When the string "verified" appears in a line of the records, show the whole line.

[Data extracted from a collection]
***

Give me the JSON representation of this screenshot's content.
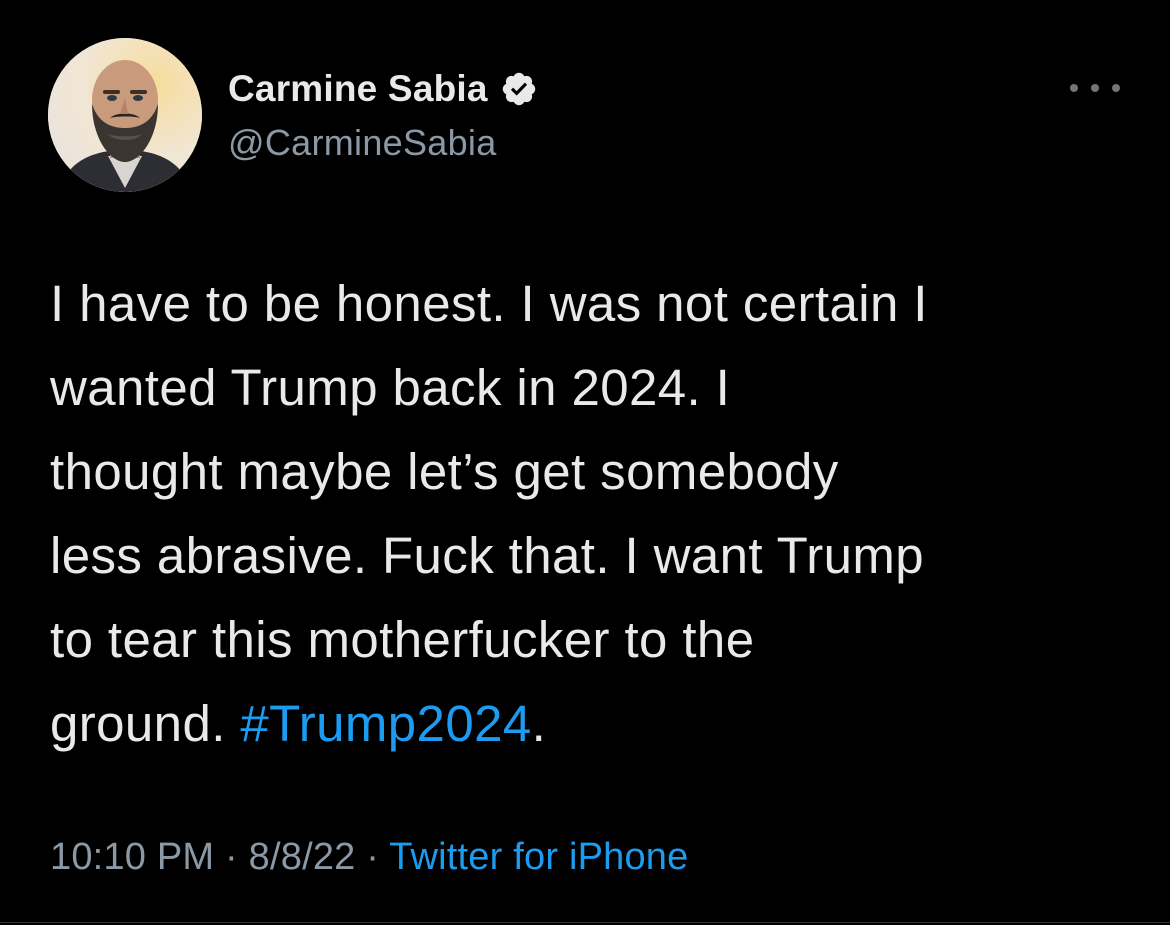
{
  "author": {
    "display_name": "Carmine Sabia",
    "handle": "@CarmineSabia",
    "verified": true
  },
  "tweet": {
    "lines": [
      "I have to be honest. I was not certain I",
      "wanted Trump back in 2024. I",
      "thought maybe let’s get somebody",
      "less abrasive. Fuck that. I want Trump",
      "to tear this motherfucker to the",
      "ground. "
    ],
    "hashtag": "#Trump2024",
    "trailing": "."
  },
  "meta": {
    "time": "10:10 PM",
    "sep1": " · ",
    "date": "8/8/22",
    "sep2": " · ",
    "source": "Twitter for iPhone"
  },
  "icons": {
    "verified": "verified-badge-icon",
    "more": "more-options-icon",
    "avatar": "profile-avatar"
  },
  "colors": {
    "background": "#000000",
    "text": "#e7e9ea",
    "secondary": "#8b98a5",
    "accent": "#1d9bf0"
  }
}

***

(WRITTEN SOLUTION):
    "verified": true
    "verified": "verified-badge-icon",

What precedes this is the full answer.